Cassell’s Shilling Novels

Cassell & Co., Ltd. (London, UK)
Series dates: 1885-1934
Size: 4.5″ x 7″


Cassell’s series of very cheap reprints under the Shilling Novel name can be found in advertisements back to at least 1885. The series consisted of romance, adventure, detective stories and light fiction in low-quality bindings printed on poor paper.

An advertisement for the series in The Teesdale Mercury, July 14, 1915, mentions the “three-colour pictorial paper jacket” as a selling point:


E. Temple Thurston’s The City of Beautiful Nonsense is from late in the life of the series, in September 1931. It is a 2nd “cheap edition” printing, the first being in March of 1931. The novel was the basis of a silent movie (in 1919) and “talkie” in 1935.

Jackets are unique to each title in the series, consisting of a color illustration of the characters in the book. The very faded spine includes the (faded) series name at the top, the book author and title, and an indication that the book is “clothbound” for one shilling (the one shilling type is also faded). It’s not clear if there was a paper-bound version of the series, or if Cassell was advertising that a cloth bound book could be had for the price of some paperback books. The series name is on the front, bottom of the jacket front. The front jacket flap contains other titles in the series, including those by Sax Rohmer, Ethel M. Dell, Baroness Orczy, and Rider Haggard.


The latest additions to the series are advertised on the back of the book. Additional authors include S.S. van Dine, Warwick Deeping, W.W. Jacobs, E. Phillips Oppenheim, Arnold Bennett, and Louis Bromfield.


The books themselves are, as with most other cheap series, of poor quality. The black cloth binding is stamped with fading gold decorations. There is no indication of the series name on the book.


The half-title page shows the coarse, brittle, yellowing paper.


The title page:


The copyright page indicates the dates of printing for the two editions of this book in the series.

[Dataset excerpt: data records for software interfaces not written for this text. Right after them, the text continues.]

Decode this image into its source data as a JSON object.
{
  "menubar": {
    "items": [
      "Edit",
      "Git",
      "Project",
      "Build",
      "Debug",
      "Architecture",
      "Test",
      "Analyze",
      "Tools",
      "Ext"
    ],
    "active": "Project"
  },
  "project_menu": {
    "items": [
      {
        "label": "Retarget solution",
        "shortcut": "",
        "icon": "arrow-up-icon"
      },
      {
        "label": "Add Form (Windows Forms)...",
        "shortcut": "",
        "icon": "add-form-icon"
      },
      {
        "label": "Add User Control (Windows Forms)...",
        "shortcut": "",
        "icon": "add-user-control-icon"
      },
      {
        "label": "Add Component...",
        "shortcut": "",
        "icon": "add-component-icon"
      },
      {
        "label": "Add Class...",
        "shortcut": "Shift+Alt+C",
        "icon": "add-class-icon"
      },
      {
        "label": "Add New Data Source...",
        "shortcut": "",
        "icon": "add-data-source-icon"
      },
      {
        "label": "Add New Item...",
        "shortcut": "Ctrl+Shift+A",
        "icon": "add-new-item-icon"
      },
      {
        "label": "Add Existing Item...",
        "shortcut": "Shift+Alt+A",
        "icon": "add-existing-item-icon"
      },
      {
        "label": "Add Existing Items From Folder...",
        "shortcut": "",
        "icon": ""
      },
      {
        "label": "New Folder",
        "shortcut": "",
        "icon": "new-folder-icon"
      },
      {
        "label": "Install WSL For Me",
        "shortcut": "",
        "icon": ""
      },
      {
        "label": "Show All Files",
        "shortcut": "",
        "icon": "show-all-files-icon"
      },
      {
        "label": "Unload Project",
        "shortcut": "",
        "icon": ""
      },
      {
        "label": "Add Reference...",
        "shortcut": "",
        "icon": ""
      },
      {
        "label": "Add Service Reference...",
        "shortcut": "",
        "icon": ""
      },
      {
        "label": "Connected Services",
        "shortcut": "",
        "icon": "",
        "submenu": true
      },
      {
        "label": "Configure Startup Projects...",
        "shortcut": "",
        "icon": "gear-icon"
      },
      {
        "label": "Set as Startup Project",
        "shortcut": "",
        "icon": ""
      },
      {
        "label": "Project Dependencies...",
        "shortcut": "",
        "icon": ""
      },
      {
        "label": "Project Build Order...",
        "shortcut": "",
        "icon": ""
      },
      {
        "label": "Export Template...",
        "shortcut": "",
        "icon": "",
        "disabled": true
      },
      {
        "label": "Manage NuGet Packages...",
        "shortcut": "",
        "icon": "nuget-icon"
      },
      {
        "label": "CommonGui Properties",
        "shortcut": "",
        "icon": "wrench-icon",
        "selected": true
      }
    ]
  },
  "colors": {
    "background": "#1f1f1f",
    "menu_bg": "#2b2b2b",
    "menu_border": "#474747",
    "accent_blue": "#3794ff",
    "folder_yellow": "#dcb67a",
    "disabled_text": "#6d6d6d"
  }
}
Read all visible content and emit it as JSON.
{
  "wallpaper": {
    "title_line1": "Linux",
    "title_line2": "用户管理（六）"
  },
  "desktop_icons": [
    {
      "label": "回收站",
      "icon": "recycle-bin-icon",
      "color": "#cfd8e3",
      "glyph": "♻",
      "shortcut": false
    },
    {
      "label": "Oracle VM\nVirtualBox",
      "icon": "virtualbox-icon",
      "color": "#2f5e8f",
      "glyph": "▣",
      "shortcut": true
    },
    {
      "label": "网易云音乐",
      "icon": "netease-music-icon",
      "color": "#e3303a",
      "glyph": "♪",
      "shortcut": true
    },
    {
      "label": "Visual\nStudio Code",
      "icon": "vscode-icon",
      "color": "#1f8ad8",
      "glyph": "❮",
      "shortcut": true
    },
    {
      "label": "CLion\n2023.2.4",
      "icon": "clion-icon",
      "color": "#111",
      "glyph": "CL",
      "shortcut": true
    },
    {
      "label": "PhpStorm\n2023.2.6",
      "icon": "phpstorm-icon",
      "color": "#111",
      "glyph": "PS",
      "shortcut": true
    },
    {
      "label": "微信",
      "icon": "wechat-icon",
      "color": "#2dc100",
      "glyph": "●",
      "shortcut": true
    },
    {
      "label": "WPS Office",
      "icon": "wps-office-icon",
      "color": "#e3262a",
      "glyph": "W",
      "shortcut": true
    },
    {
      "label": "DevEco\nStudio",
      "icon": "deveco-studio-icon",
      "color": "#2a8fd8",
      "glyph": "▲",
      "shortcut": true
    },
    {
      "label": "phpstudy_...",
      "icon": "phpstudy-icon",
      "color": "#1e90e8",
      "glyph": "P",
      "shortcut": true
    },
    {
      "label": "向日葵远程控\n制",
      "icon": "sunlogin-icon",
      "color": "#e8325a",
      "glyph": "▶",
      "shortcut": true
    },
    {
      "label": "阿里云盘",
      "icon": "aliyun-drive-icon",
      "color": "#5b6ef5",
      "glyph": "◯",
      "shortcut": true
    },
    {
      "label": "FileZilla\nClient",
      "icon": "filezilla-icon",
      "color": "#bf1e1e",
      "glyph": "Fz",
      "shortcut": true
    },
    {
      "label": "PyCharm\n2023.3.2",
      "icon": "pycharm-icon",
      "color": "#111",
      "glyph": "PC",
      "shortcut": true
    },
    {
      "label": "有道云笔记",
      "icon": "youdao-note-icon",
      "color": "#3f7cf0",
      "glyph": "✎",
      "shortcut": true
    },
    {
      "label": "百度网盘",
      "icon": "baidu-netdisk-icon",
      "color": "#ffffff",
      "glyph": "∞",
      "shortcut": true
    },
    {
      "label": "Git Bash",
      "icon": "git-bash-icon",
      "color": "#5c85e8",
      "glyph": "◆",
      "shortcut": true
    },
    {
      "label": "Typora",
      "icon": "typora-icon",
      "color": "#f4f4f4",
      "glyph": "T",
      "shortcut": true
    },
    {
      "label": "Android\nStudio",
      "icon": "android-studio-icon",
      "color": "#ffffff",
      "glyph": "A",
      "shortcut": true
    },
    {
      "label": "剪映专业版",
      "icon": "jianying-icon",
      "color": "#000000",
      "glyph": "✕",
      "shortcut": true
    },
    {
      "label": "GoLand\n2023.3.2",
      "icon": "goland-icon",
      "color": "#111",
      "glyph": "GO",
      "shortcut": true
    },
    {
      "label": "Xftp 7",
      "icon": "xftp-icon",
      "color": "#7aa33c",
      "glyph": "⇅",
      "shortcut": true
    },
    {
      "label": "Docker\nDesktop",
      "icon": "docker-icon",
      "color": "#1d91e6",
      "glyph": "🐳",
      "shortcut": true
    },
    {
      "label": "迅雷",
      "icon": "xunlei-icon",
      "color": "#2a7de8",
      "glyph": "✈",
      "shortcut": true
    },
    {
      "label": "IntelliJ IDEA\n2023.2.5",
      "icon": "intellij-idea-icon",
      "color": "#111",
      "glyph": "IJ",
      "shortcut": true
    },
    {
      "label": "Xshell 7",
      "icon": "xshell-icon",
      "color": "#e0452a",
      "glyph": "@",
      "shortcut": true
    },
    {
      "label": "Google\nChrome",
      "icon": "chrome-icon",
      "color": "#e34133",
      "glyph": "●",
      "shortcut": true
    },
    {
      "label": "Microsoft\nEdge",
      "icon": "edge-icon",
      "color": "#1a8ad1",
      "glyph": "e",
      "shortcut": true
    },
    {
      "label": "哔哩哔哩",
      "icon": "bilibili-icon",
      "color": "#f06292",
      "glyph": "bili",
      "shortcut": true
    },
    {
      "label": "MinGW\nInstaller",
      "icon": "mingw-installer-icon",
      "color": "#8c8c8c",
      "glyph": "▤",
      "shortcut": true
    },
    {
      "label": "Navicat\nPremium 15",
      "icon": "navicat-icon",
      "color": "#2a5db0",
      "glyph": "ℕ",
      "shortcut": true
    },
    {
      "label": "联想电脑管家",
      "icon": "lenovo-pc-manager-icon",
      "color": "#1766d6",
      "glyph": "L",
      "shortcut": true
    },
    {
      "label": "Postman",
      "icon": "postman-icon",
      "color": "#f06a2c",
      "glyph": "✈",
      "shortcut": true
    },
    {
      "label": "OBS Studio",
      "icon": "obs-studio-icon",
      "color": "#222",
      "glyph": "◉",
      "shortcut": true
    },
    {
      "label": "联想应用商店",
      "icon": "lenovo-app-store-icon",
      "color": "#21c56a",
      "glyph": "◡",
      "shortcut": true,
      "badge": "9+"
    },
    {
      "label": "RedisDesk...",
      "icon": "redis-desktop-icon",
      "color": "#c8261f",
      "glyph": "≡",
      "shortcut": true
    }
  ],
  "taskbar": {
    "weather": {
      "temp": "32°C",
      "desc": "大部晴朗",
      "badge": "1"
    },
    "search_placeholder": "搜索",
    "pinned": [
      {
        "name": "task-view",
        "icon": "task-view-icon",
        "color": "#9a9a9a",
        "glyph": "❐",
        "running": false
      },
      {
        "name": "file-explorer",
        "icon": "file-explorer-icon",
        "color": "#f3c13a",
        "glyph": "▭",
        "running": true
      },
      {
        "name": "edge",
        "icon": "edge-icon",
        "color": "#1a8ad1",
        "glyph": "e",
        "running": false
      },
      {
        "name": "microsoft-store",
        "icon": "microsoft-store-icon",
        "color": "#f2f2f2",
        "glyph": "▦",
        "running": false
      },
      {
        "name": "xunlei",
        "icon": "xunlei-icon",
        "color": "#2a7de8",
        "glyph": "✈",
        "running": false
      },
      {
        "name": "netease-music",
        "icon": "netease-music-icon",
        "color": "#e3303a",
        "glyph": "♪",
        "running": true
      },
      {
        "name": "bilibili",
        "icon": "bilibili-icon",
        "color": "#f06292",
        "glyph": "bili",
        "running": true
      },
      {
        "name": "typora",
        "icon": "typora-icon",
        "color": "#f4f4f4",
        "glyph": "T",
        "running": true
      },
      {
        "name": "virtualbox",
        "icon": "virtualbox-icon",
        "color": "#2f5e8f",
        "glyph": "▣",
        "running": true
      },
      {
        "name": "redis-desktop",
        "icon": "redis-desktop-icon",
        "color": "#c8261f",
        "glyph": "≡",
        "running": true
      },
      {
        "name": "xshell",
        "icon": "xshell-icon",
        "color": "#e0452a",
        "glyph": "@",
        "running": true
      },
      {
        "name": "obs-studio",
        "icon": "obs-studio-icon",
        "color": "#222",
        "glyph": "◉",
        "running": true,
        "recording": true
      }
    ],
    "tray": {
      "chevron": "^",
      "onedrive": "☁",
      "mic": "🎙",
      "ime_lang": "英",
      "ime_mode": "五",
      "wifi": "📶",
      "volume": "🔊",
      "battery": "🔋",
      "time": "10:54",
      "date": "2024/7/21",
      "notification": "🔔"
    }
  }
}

The book was printed and bound by the Greycaine Book Manufacturing Company, owned by the Reader’s Library Publishing Company who printed and published the Reader’s Library in the UK.